Her message was simple and clear: “So you did the crime. You broke the golden rule: loving God with all your heart…and loving your neighbor as yourself. I am your neighbor. So anyway, you have my address. You want to write, I’ll write you back, because I sat here two weeks and for 6 months. I tried to hate you. But you know what? I could not hate you. I feel sorry for you because you made a wrong choice.” Judge Tomei concludes his article: “After the grandmother finished, I looked at the defendant. His head was hanging low. There was no more swagger, no more stare. The destructive and evil forces within him collapsed helplessly before this remarkable display of humaneness.” I would add: “Before this remarkable display of mercy.”

In the gospel story Jesus saved not only the woman caught in adultery; he also saved from their own hypocrisy those who were accusing her.

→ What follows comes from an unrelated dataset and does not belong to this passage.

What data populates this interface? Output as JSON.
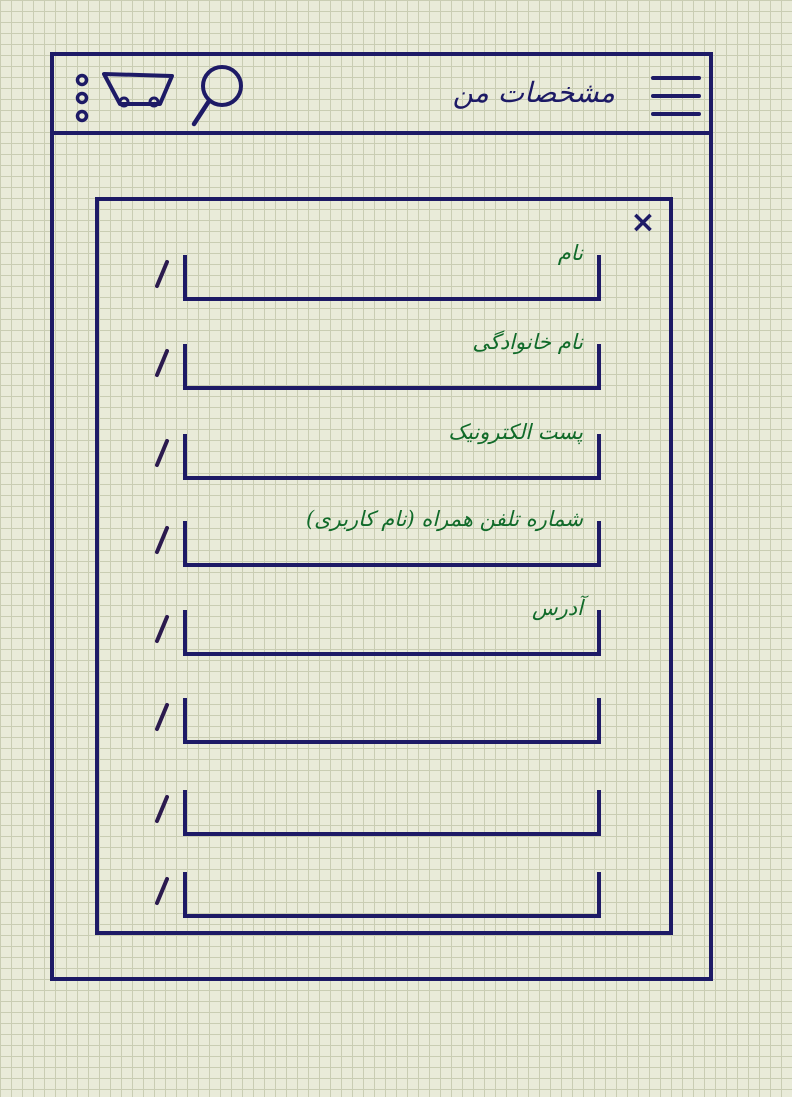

It is easy to get self-righteous and feel superior like the scribes and the Pharisees. It is much more difficult to recognize ways that we, like them, either blame the victim, or get on a bandwagon of quick criticism and condemnation without asking the question, “Why?”  Years ago, a very wise person gave me this advice: “Remember, when you point a finger at someone, you often forget that your three other fingers are pointing back at you.” In his encyclical letter: “The Joy of the Gospel,” Pope Francis writes: “An authentic faith — which is never comfortable or completely personal — always involves a deep desire to change the world, to transmit values, to leave this earth somehow better that we found it. We love this magnificent planet on which God has put us, and we love the human family which dwells here, with all its tragedies and struggles, its hopes and aspirations, its strengths and weaknesses. The church cannot and must not remain on the sidelines in the fight for justice. All Christians…are called to show concern for the building of a better world.” (183)

Amen.

David J. McBriar, O.F.M.

[1] Albert Tomei, “Searching the Heart of a Killer,” NYT, Op-Ed, March 7, 1997.

 

JN 8:1-11

Jesus went to the Mount of Olives. But early in the morning he arrived again in the temple area, and all the people started coming to him, and he sat down and taught them. Then the scribes and the Pharisees brought a woman who had been caught in adultery and made her stand in the middle. They said to him, “Teacher, this woman was caught in the very act of committing adultery. Now in the law, Moses commanded us to stone such women. So what do you say?” They said this to test him, so that they could have some charge to bring against him. Jesus bent down and began to write on the ground with his finger. But when they continued asking him,
he straightened up and said to them, “Let the one among you who is without sin be the first to throw a stone at her.” Again he bent down and wrote on the ground. And in response, they went away one by one, beginning with the elders. So he was left alone with the woman before him. Then Jesus straightened up and said to her, “Woman, where are they? Has no one condemned you?” She replied, “No one, sir.” Then Jesus said, “Neither do I condemn you. Go, and from now on do not sin anymore.”